§ **What you are asked to do**: Look for the string "ヤフオク" in the material below. Copy every line where you find it.

━━━━

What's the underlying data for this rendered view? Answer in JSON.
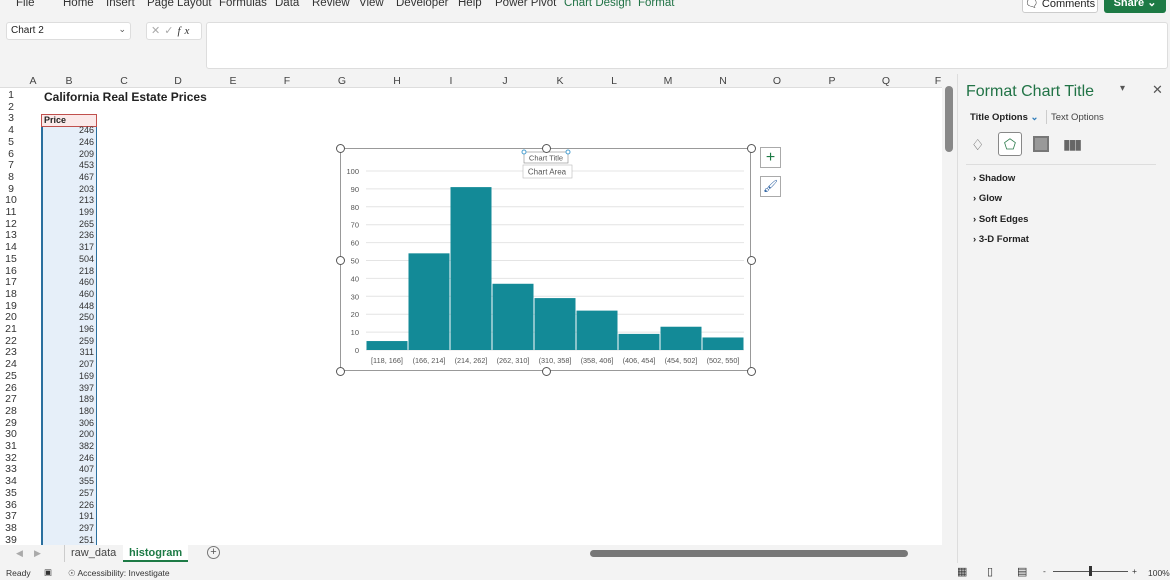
{
  "menu": [
    "File",
    "Home",
    "Insert",
    "Page Layout",
    "Formulas",
    "Data",
    "Review",
    "View",
    "Developer",
    "Help",
    "Power Pivot",
    "Chart Design",
    "Format"
  ],
  "comments_label": "Comments",
  "share_label": "Share",
  "name_box": "Chart 2",
  "formula_value": "",
  "columns": [
    "A",
    "B",
    "C",
    "D",
    "E",
    "F",
    "G",
    "H",
    "I",
    "J",
    "K",
    "L",
    "M",
    "N",
    "O",
    "P",
    "Q",
    "F"
  ],
  "sheet": {
    "title": "California Real Estate Prices",
    "header": "Price",
    "values": [
      246,
      246,
      209,
      453,
      467,
      203,
      213,
      199,
      265,
      236,
      317,
      504,
      218,
      460,
      460,
      448,
      250,
      196,
      259,
      311,
      207,
      169,
      397,
      189,
      180,
      306,
      200,
      382,
      246,
      407,
      355,
      257,
      226,
      191,
      297,
      251
    ]
  },
  "chart_data": {
    "type": "bar",
    "title": "Chart Title",
    "tooltip": "Chart Area",
    "categories": [
      "[118, 166]",
      "(166, 214]",
      "(214, 262]",
      "(262, 310]",
      "(310, 358]",
      "(358, 406]",
      "(406, 454]",
      "(454, 502]",
      "(502, 550]"
    ],
    "values": [
      5,
      54,
      91,
      37,
      29,
      22,
      9,
      13,
      7
    ],
    "ylim": [
      0,
      100
    ],
    "yticks": [
      0,
      10,
      20,
      30,
      40,
      50,
      60,
      70,
      80,
      90,
      100
    ],
    "grid": true,
    "color": "#138a97"
  },
  "pane": {
    "title": "Format Chart Title",
    "tab_active": "Title Options",
    "tab_other": "Text Options",
    "sections": [
      "Shadow",
      "Glow",
      "Soft Edges",
      "3-D Format"
    ]
  },
  "sheets": [
    "raw_data",
    "histogram"
  ],
  "active_sheet": "histogram",
  "status": {
    "ready": "Ready",
    "accessibility": "Accessibility: Investigate",
    "zoom": "100%"
  }
}
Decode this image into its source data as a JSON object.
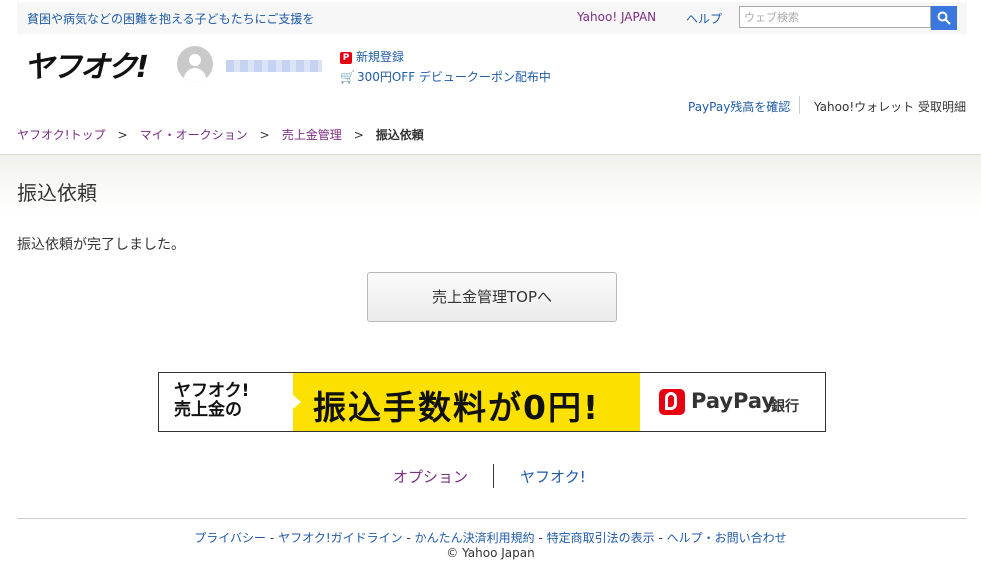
{
  "topbar": {
    "promo": "貧困や病気などの困難を抱える子どもたちにご支援を",
    "yahoo_japan": "Yahoo! JAPAN",
    "help": "ヘルプ",
    "search_placeholder": "ウェブ検索"
  },
  "header": {
    "logo": "ヤフオク!",
    "register": "新規登録",
    "register_badge": "P",
    "coupon": "300円OFF デビュークーポン配布中",
    "paypay_balance": "PayPay残高を確認",
    "wallet": "Yahoo!ウォレット 受取明細"
  },
  "breadcrumb": {
    "items": [
      "ヤフオク!トップ",
      "マイ・オークション",
      "売上金管理"
    ],
    "separator": ">",
    "current": "振込依頼"
  },
  "page": {
    "title": "振込依頼",
    "message": "振込依頼が完了しました。",
    "top_button": "売上金管理TOPへ"
  },
  "banner": {
    "left_line1": "ヤフオク!",
    "left_line2": "売上金の",
    "main": "振込手数料が0円!",
    "brand": "PayPay",
    "bank": "銀行"
  },
  "links": {
    "option": "オプション",
    "yafuoku": "ヤフオク!"
  },
  "footer": {
    "links": [
      "プライバシー",
      "ヤフオク!ガイドライン",
      "かんたん決済利用規約",
      "特定商取引法の表示",
      "ヘルプ・お問い合わせ"
    ],
    "separator": "-",
    "copyright": "© Yahoo Japan"
  },
  "colors": {
    "link_blue": "#1f5ba8",
    "link_purple": "#7b2c83",
    "search_button": "#3a78e0",
    "banner_yellow": "#fce100",
    "paypay_red": "#e60012"
  }
}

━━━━

§ **Task answer**:
    "logo": "ヤフオク!",
      "ヤフオク!トップ",
    "left_line1": "ヤフオク!",
    "yafuoku": "ヤフオク!"
      "ヤフオク!ガイドライン",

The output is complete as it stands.